White 64% White 87%
Hispanic 23% Hispanic 7%
Black 6% Black 2%
Asian 2% Asian 3%
*Source: 2014 State of the Industry Diversity Report, People Report & MFHA
If our industry is going to compete for top talent, then we have to be serious about developing employees of color. An industry executive told me recently that while he was attending The National Black MBA Conference, students laughed and said that they would never work for a restaurant company. They cited the company’s website and referenced the lack of people of color as one reason for not taking foodservice opportunities seriously.
MFHA’s 2014 Website Cultural Inclusiveness Assessment makes the case that leading brands use their websites to communicate a genuine commitment to diversity and inclusion. Websites of the top 100 restaurant brands, as named by Nation’s Restaurant News, were reviewed and each company was issued a letter grade ranging from A-F, based on how well they communicate cultural inclusiveness. Only 9 companies received a grade of B or better. MFHA members scored the best:
Company Website Grade
Yum! Brands A
Golden Corral B
Cracker Barrel B
The foodservice industry is the second largest employer of minorities in America, so we do not have a diversity problem. What we do have is a development problem.

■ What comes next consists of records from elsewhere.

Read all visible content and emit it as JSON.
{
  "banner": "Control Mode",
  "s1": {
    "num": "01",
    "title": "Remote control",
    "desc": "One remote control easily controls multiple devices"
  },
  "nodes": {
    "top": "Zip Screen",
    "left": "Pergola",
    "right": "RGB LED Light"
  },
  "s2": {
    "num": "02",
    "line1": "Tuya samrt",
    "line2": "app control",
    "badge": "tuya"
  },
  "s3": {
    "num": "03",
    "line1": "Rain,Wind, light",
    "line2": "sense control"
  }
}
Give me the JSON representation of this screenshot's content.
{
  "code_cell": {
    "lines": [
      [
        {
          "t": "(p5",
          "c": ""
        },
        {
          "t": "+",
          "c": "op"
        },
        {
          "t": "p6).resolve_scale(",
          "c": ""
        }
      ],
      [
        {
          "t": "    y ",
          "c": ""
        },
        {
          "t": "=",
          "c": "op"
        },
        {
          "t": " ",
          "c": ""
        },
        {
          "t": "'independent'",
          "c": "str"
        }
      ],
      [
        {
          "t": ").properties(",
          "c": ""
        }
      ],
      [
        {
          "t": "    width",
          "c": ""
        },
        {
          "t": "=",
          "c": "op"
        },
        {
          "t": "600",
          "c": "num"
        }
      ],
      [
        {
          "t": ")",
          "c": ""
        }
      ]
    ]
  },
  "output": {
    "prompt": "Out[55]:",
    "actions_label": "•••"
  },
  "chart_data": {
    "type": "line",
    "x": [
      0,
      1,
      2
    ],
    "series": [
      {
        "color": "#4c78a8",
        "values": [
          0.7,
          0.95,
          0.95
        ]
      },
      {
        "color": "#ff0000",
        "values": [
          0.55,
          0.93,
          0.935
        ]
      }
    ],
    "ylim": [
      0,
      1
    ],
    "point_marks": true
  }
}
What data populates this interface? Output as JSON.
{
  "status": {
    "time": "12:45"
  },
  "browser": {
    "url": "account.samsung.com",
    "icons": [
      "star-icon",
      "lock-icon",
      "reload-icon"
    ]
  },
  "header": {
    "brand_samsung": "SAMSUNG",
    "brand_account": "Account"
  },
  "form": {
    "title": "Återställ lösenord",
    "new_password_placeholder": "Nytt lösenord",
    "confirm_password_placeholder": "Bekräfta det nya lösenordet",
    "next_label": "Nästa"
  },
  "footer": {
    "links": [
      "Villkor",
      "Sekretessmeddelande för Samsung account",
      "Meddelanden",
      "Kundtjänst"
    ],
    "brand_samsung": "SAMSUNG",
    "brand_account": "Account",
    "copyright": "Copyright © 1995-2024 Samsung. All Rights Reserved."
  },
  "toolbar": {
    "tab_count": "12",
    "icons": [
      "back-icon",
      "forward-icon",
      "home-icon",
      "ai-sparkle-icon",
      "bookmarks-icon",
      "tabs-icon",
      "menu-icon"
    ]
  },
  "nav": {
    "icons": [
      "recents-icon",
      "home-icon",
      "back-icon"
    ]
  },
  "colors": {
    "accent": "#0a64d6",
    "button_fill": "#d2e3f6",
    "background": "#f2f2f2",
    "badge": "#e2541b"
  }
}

Our development challenges will only get better if leadership commits the financial resources to implement multicultural talent development initiatives and take the time to understand the nuances associated with engaging different cultural groups. Budgets reflect priority, so if your company has no budget for culture and inclusion then your company is not serious about it. The replacement of Clarence Otis, Don Thompson and Steve Davis as CEO’s of their companies was not about being Black.African-American. It was likely more about the performance of the company. Yet, performance has one color and that color is green.
I have said many times that diversity is about business. If our industry does not do more to develop our multicultural talent, then the image of our industry will suffer, and so too, will our bottom lines. Then, we will have no one to blame but ourselves.
Legacy of Hospitality
As the world celebrates the birthday of Dr. Martin Luther King, Jr., professionals in the restaurant and lodging industries should stop and reflect on the role our industry played in denying Blacks and other minorities access to public accommodations. It wasn’t until 1960 when four Black students from North Carolina A&T University decided to sit at the lunch counter of the local Woolworths that restaurants in the south started to become desegregated. Hotels also routinely denied Blacks full access even as Black entertainers and athletes performed to sold out crowds. Hispanics and Asians faced similar indignities
If you were Black you could not stop and eat whenever you wanted like we can today. You had to pack a lunch or use the Green Book, a directory of Black friendly or Black owned restaurants, gas stations, and hotels. Black churches and businesses filled the gap by providing food and lodging for family and friends when they traveled in the south. Even in parts of the north and mid-west discrimination in restaurants and hotels was common place
I learned about this fact of Black life in the South from my mother in-law, Edith Roberts, who was born and raised in segregated Savannah, Georgia. Once a month, my wife and I would travel from Providence, Rhode Island to Springfield, Massachusetts, to visit her with our three sons. Every time she would make us food for the trip home. I asked her why cook all this food for a two-hour trip home. She said that preparing food for family and friends that were traveling in the South was a necessity. She continued the routine with us until her death. I think for her, giving us food for the road was a ritual of love.
Today, as we remember the leadership of Dr. King and others who helped America work its way through discrimination, let’s serve up an extra measure of hospitality to one another. Whether you work in a restaurant, a hotel or in a corporate office, smile and show kindness to everyone you meet today. We can help improve the lives of people of difference everywhere by using food and hospitality as a bridge to greater cultural understanding one. Break bread with someone new today and celebrate the birthday of a great American.
In honor of Dr. King.